The vibran Al Janadriyah Festival is held every year, showcasing the best of Saudi culture, customs and traditions. Visitors can take part in numerous activities and view displays of regional architecture, craft, cuisine, markets and folklore. It's a unique opportunity for expats to go back in time to the beginnings of Arab culture.

Riyadh Spring Festival (April)

Though spring in Riyadh is likely to be much hotter than most expats are used to in springtime, it's well worth braving the heat to visit the annual Spring Festival. More than a million flowers are planted each year in specially designed formations that create a large image, and the final result is nothing less than spectacular.

Riyadh Shopping Festival (July)

Held every year in July, this festival is a shopaholic's dream with bargains and discounts galore to be found. Goods such as garments, accessories, electronics, traditional jewellery and shisha are all available at the appointed spots throughout the city.

Eid Al-Fitr and Eid Al-Adha Festivals

The two annual Eid feasts are the biggest Islamic festivals and are celebrated with great ceremony in Riyadh. Eid al-Fitr comes right after the holy month of Ramadan. Eid al-Adha takes place after the Hajj pilgrimage. There are massive celebrations all over the city at malls, embassies and in the streets. Residents get into the spirit by decorating their homes and preparing sumptuous meals for family and friends. Many shopkeepers also show their generosity by providing free Eid gifts with each purchase, like chocolates and toys for children.

Getting Around in Riyadh

Expats may feel somewhat restricted when it comes to getting around in Riyadh. Cars are cheap, so most new arrivals opt to get a personal vehicle with a driver. While some expats do drive themselves, it can be a frustrating exercise. 

Public transport in Riyadh is limited. The bus network is not user friendly, especially for foreigners who do not understand Arabic. A metro system has been under construction for a number of years but has experienced several delays. Until the completion of the project, though, taxis provide a useful alternative for getting around in Riyadh.

Driving in Riyadh

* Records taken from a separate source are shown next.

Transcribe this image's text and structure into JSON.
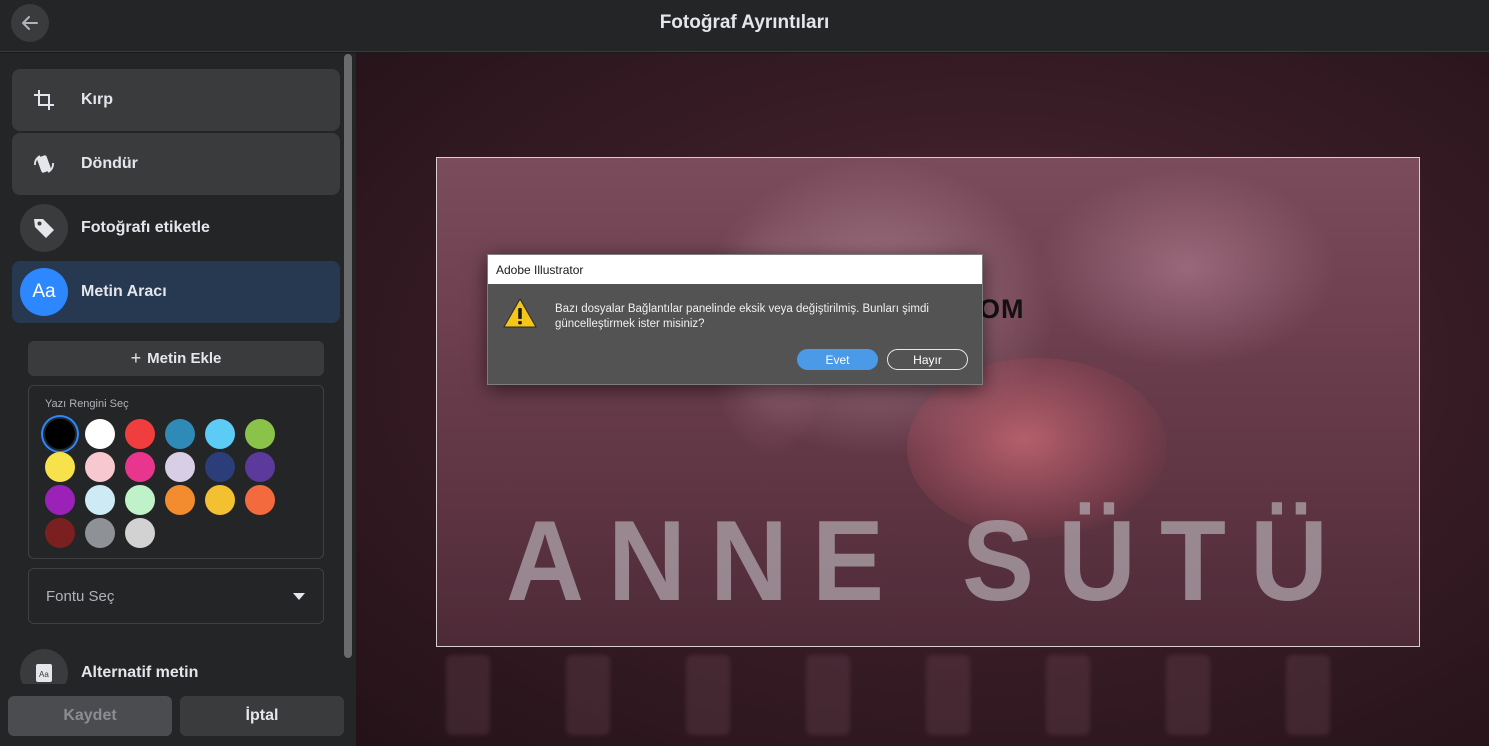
{
  "header": {
    "title": "Fotoğraf Ayrıntıları",
    "back_icon": "arrow-left-icon"
  },
  "sidebar": {
    "tools": [
      {
        "label": "Kırp",
        "icon": "crop-icon",
        "state": "selected"
      },
      {
        "label": "Döndür",
        "icon": "rotate-icon",
        "state": "selected"
      },
      {
        "label": "Fotoğrafı etiketle",
        "icon": "tag-icon",
        "state": "normal"
      },
      {
        "label": "Metin Aracı",
        "icon": "text-tool-icon",
        "icon_text": "Aa",
        "state": "active"
      }
    ],
    "add_text_label": "Metin Ekle",
    "color_panel": {
      "title": "Yazı Rengini Seç",
      "selected_index": 0,
      "colors": [
        "#000000",
        "#ffffff",
        "#f03e3e",
        "#2f8ab8",
        "#5ccbf5",
        "#8bc34a",
        "#f7e24b",
        "#f8c8d0",
        "#e8368f",
        "#d8cfe6",
        "#2b3e7a",
        "#5b3a9c",
        "#9a22b8",
        "#cdeaf5",
        "#bff2c9",
        "#f28c2e",
        "#f2c031",
        "#f26a3d",
        "#7a2020",
        "#8e9196",
        "#d2d2d2"
      ]
    },
    "font_select": {
      "label": "Fontu Seç"
    },
    "alt_text": {
      "label": "Alternatif metin",
      "icon": "alt-text-icon",
      "icon_text": "Aa"
    },
    "save_label": "Kaydet",
    "cancel_label": "İptal"
  },
  "photo": {
    "overlay_text": "OM",
    "title_text": "ANNE SÜTÜ"
  },
  "dialog": {
    "title": "Adobe Illustrator",
    "message": "Bazı dosyalar Bağlantılar panelinde eksik veya değiştirilmiş. Bunları şimdi güncelleştirmek ister misiniz?",
    "yes_label": "Evet",
    "no_label": "Hayır",
    "icon": "warning-icon",
    "accent": "#4a9ae8"
  }
}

Expats in Riyadh often find they can afford cars they wouldn't have been able to back home thanks to low import duties and cheap petrol. Roads in the city are well maintained, but local drivers are notorious for being aggressive and reckless, so many new arrivals hire a personal driver.

Speeding, cutting across lanes to turn, not indicating and ignoring right-of-way rules aren't uncommon, so driving defensively is advised. Expats can drive with a foreign or international driver's licence for up to three months, after which they're required to apply for a Saudi licence.

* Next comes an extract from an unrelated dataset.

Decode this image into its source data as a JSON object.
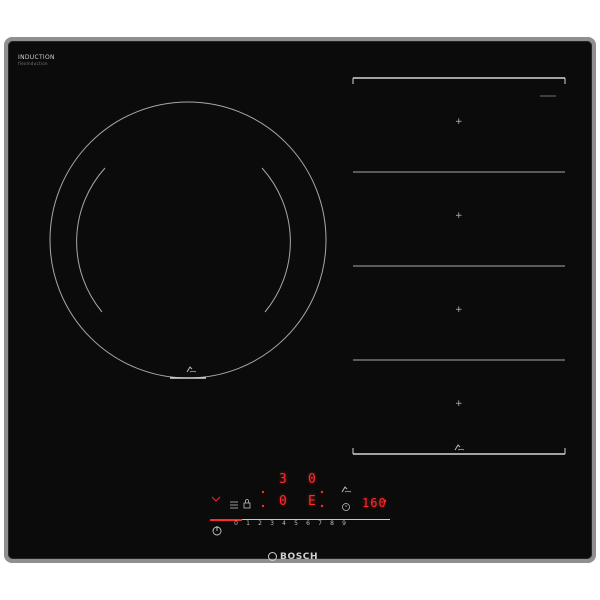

Traffic cameras are increasingly being used to deter drivers from running red lights and speeding, and fines can be steep. Expats should check the government website frequently to see if they have any as it is not permitted to leave the country with unpaid fines.

There have been some positive changes in regard to the rights of women to drive in Saudi Arabia. Although women were previously not permitted to have driver's licences in the Kingdom and were therefore unable to drive, the government has implemented legislation to change this and, since mid-2018, women are allowed to drive in Saudi Arabia.

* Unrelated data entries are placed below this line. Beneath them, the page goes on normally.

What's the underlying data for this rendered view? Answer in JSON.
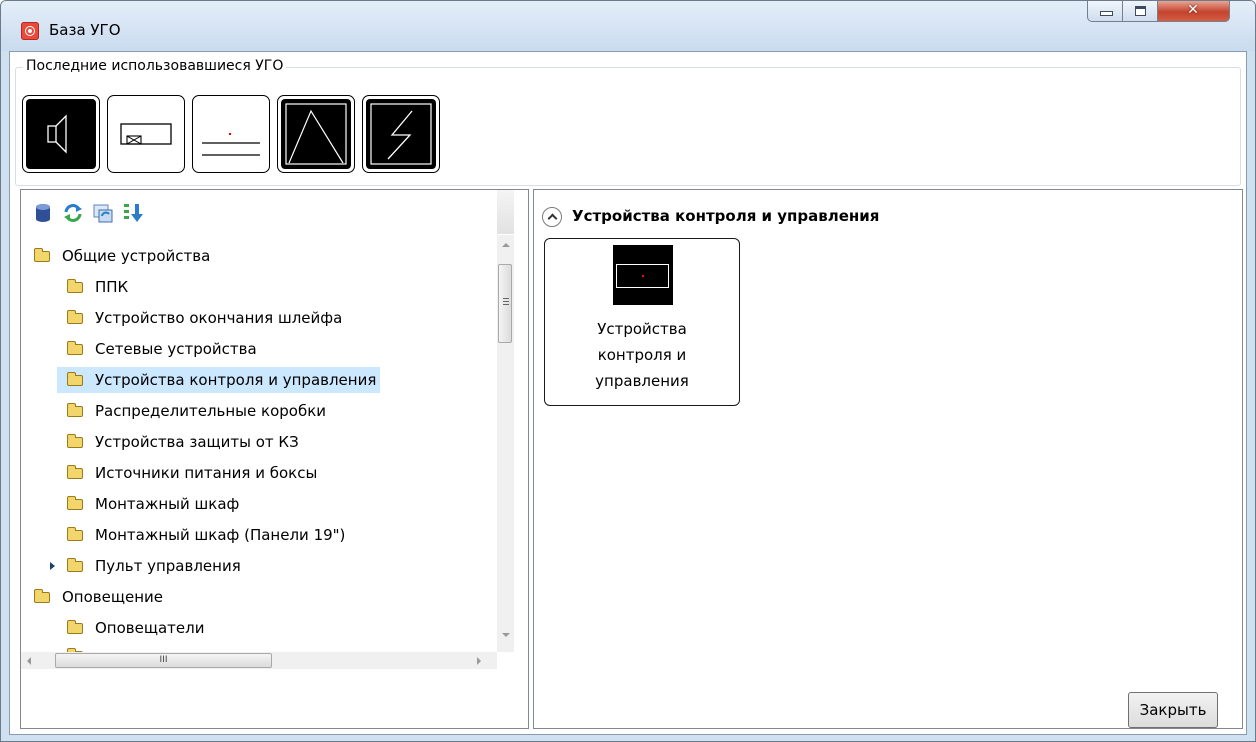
{
  "window": {
    "title": "База УГО",
    "app_icon": "app-icon"
  },
  "recent_group": {
    "label": "Последние использовавшиеся УГО",
    "symbols": [
      "speaker-symbol",
      "box-with-cross-symbol",
      "panel-with-dot-symbol",
      "triangle-symbol",
      "lightning-symbol"
    ]
  },
  "toolbar": {
    "icons": [
      "database-icon",
      "refresh-icon",
      "sync-icon",
      "sort-icon"
    ]
  },
  "tree": {
    "items": [
      {
        "label": "Общие устройства",
        "level": 0
      },
      {
        "label": "ППК",
        "level": 1
      },
      {
        "label": "Устройство окончания шлейфа",
        "level": 1
      },
      {
        "label": "Сетевые устройства",
        "level": 1
      },
      {
        "label": "Устройства контроля и управления",
        "level": 1,
        "selected": true
      },
      {
        "label": "Распределительные коробки",
        "level": 1
      },
      {
        "label": "Устройства защиты от КЗ",
        "level": 1
      },
      {
        "label": "Источники питания и боксы",
        "level": 1
      },
      {
        "label": "Монтажный шкаф",
        "level": 1
      },
      {
        "label": "Монтажный шкаф (Панели 19\")",
        "level": 1
      },
      {
        "label": "Пульт управления",
        "level": 1,
        "collapsed_expander": true
      },
      {
        "label": "Оповещение",
        "level": 0
      },
      {
        "label": "Оповещатели",
        "level": 1
      }
    ],
    "hscroll_grip": "III"
  },
  "content": {
    "header": "Устройства контроля и управления",
    "cards": [
      {
        "label_line1": "Устройства",
        "label_line2": "контроля и",
        "label_line3": "управления"
      }
    ]
  },
  "footer": {
    "close_label": "Закрыть"
  },
  "colors": {
    "selection": "#cce8ff",
    "folder": "#f2d66b",
    "close_button": "#c4432d"
  }
}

Public transport in Riyadh


Historically, the bus network in Riyadh has been very limited. However, as part of the government's vision for 2030, it has been investing heavily in expanding public-transport systems in Riyadh. This means that more extensive bus routes are on the way.

While buses do exist in Riyadh they are rarely used by expats. It's quite difficult for new arrivals to get to grips with the bus system in Riyadh as there are no posted stops and routes are usually written in Arabic. Some expat compounds provide busses for short journeys to and from nearby shopping centres.

Taxis in Riyadh

Taxis are abundant in Riyadh and are a good option for expats who don't want to buy a car. They are reasonably priced and drivers will usually use the meter if the passenger doesn’t negotiate a fixed price.
The level of a taxi driver's English can vary from fairly decent to non-existent, so it's best to have the destination written down in Arabic before starting a journey.

Ride-hailing services such as Uber are operational in Riyadh and can be a useful tool in bridging language barriers.